What happened to devotion to the baby Jesus? Some time in 1967, Sister Mary Paul (now Jody) went on a course given by Fr Trendy Trousers and learnt that the infancy narratives were all fictional, that it did children irreparable psychological harm to talk about the baby Jesus and that adults had to be more grown-up and think of Jesus only as "the man for others."
In a "hermeneutic of continuity moment" earlier this week, I got to thinking about this particular devotion and my parishioners have heard me mention it both from the pulpit and in the confessional. So it must also go on the blog.
When St Francis constructed the crib at Greccio, he showed his saintly understanding of psychology. Many of the saints have encouraged us to picture scenes from the Gospel in our imagination. By constructing the nativity scene, we give ourselves the opportunity to meditate upon the awesome mystery that it represents. The Word of God, all-powerful, omniscient, creator of the universe, begotten of the Father before time began, came to visit us as a baby. We can also reflect on the part played in the scene by Our Lady, St Joseph, the shepherds or the magi: but I think that the 1960s denigration of the baby Jesus has remained in the theological subconscious so that we are perhaps a little embarrassed even to use this expression. It is against that embarrassment that I wish to take up arms.
My own thought was this: whenever parents bring a new baby to Church, there is a kind of rugby scrum afterwards. People want just to see the little child - they count themselves lucky if they are able to stroke his head or to hold him. Something in us responds immediately, with an infallible instinct, to a small infant. (One day, a consultant in the parish was at the edge of such a scrum and joked "Let me through, I'm a doctor!")

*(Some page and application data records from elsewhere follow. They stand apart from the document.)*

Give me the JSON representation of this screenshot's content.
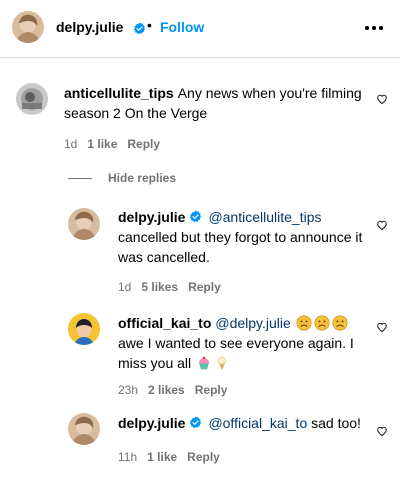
{
  "post_header": {
    "username": "delpy.julie",
    "separator": "•",
    "follow_label": "Follow"
  },
  "comments": [
    {
      "username": "anticellulite_tips",
      "text": "Any news when you're filming season 2 On the Verge",
      "time": "1d",
      "likes": "1 like",
      "reply_label": "Reply"
    }
  ],
  "hide_replies_label": "Hide replies",
  "replies": [
    {
      "username": "delpy.julie",
      "mention": "@anticellulite_tips",
      "text": "cancelled but they forgot to announce it was cancelled.",
      "time": "1d",
      "likes": "5 likes",
      "reply_label": "Reply"
    },
    {
      "username": "official_kai_to",
      "mention": "@delpy.julie",
      "text": "awe I wanted to see everyone again. I miss you all",
      "emojis_after_mention": [
        "disappointed-face",
        "disappointed-face",
        "disappointed-face"
      ],
      "emojis_after_text": [
        "cupcake",
        "ice-cream"
      ],
      "time": "23h",
      "likes": "2 likes",
      "reply_label": "Reply"
    },
    {
      "username": "delpy.julie",
      "mention": "@official_kai_to",
      "text": "sad too!",
      "time": "11h",
      "likes": "1 like",
      "reply_label": "Reply"
    }
  ],
  "colors": {
    "link": "#0095f6",
    "mention": "#00376b",
    "meta": "#737373",
    "divider": "#dbdbdb"
  },
  "icons": [
    "verified-badge-icon",
    "more-options-icon",
    "heart-icon"
  ]
}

By imagining in our prayers the infant Jesus, cradled in his mother's arms, we can appreciate the infinite humility of our God. Despite our having sinned against him, turned our backs on him, cast him out of our lives in favour of some paltry gain, petty vindictiveness, or passing pleasure that we have placed at a higher value than his love, he has not cast us off, destroyed us, sent us to hell. Instead, the all-holy God has come to us utterly weak and vulnerable, a tiny infant whom nobody could fail to love.
This, surely, is a most powerful reason for giving thanks for our Christian faith. Allah is indeed all merciful, just and powerful. But his mercy is shown in a way that exceeds anything we could dare to hope for. This baby is the living God and he invites us to love him, to change our lives, to give him our all.